What a word. It sounds like the sort of toast you'd hear shouted in Mos Eisley, just before a group of aliens throw back a liquor that would probably kill a person just by having it touch their skin. But, it's also the name of a curious beverage from Russia: fermented tea. The really interesting thing about kombucha is that it's not simply left to ferment on its own. Rather, a starter culture has to be introduced, and carried from one batch to the next, much like sourdough - except that the culture (also known as "the mother") is actually a skin which forms on top of the liquid. Mmm. I'm salivating already.
Fortunately, some enterprising business (with the improbable name of "crudessence") saw fit to bring it to Canada. Let's give this a whirl then, shall we?
By the way, I'm pretty sure it's not a "health beverage" in Russia, since the primary purpose of fermentation is - you guessed it - to create alcohol. But in Canada, it's marketed as a "detoxifying tonic", possibly because they know that people in health food stores will try anything once. (A trait they share in common with certain bloggers.) They also mention in the ingredients that it's "made with love." Normally, that's just a charming idiosyncrasy. But I have to wonder: if it's a "living" beverage and it's made with love... whose love are we talking about? This tea has a higher opinion of me than I realised. Not only that, but it confirms my suspicions that this would be available in the Mos Eisley cantina.
Upon opening it, there's a small release of carbon dioxide, and the distinct yeasty odour of fermentation. According to the label, it's less than 0.5% alcohol. Like I said, it's a form of alcohol in Russia (and Mos Eisley). And I must admit, there's something impressive about a culture that's willing to take a pot of tea and ask, "how can we get drunk off of this?"
By the way, in case you haven't noticed, I've been rambling for the last few paragraphs because I'm still wondering what to do about that skin of bacteria floating on top of my alcoholic tea.

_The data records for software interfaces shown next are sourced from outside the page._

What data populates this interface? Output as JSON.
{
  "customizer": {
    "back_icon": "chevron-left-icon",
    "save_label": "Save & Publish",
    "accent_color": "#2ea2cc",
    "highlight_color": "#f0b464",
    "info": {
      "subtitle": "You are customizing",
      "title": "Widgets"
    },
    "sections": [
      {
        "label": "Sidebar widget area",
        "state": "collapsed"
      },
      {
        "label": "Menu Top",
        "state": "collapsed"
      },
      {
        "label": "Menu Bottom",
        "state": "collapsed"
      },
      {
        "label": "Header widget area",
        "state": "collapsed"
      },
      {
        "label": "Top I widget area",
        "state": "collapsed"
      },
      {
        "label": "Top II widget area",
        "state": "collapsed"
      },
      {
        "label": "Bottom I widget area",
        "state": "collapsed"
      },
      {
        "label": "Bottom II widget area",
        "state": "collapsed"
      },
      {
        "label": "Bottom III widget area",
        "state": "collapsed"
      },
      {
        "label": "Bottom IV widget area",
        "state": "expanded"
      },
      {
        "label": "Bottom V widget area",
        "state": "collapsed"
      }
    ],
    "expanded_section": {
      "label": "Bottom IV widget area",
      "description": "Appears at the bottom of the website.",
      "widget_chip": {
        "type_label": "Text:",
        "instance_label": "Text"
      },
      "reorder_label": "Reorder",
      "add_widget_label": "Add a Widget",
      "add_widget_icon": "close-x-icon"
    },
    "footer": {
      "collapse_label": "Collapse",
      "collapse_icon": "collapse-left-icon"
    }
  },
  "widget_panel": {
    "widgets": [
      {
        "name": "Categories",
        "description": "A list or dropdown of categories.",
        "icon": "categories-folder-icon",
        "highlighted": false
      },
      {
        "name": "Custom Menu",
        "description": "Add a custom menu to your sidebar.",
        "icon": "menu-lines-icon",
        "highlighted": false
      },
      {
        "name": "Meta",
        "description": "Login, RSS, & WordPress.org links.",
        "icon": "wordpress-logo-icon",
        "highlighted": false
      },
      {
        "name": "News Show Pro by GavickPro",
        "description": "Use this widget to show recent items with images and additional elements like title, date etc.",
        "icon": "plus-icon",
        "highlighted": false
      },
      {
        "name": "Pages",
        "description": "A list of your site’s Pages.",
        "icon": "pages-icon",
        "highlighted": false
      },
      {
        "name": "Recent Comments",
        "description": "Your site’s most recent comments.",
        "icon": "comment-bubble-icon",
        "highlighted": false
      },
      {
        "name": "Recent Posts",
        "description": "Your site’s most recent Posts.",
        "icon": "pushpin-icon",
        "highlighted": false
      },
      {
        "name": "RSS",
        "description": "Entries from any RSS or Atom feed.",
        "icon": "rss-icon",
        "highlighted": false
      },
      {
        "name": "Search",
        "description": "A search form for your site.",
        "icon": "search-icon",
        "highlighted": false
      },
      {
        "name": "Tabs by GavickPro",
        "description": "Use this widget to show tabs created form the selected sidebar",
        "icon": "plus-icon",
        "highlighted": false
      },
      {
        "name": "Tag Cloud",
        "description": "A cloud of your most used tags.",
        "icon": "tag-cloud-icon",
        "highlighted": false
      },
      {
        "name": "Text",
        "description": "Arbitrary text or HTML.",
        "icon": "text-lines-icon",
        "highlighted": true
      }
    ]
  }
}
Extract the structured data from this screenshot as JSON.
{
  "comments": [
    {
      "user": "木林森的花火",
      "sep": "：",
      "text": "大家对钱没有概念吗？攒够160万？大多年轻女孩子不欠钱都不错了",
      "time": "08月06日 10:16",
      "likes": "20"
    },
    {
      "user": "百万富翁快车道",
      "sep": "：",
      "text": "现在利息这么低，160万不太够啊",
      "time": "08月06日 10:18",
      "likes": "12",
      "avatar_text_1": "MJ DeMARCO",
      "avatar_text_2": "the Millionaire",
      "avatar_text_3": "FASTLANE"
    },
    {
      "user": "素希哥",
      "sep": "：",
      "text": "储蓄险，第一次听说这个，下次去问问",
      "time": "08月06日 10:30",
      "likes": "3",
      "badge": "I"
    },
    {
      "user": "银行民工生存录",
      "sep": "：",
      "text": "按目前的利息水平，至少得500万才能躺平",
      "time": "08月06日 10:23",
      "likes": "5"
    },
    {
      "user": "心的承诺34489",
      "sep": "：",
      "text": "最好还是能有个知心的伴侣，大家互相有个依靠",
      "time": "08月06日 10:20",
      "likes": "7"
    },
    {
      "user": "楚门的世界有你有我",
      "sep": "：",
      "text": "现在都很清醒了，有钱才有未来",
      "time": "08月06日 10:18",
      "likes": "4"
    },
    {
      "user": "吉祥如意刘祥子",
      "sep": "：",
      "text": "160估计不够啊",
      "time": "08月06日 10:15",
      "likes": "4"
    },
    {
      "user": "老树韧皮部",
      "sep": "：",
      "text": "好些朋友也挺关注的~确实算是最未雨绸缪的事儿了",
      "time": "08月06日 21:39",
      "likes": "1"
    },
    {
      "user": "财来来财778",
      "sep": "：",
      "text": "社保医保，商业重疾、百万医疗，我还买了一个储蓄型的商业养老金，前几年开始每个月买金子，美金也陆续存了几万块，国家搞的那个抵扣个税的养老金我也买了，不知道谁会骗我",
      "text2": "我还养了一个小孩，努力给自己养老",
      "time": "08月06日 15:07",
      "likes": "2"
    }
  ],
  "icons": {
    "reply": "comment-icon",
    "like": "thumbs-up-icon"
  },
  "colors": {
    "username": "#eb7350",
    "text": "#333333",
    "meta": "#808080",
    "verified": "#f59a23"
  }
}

Perhaps I'll skim the Mother off and add it to a pot of Earl Grey and see what happens. Perhaps I can call that strain the Queen Mother? Anyway, enough stalling. Time to see what it tastes like!
Well, it's better than hakarl.
Actually, it's very good! A bit strange, though. The first thing you notice is that it's as flat as the prairies compared to other carbonated drinks, but the bite of the dissolved CO2 is still there. There's also that distinctive yeasty taste, but it actually blends rather well with the sweet maple and blueberry flavouring.
I think the most surprising thing about it is its fullness: upon the tongue, it feels like a heavy draught of beer mixed with fruit and sugar, but it's still just tea.
I don't trust it... but I suppose it wants to avoid the Imperials just as much as I do.
Maybe we'll be able to work together after all.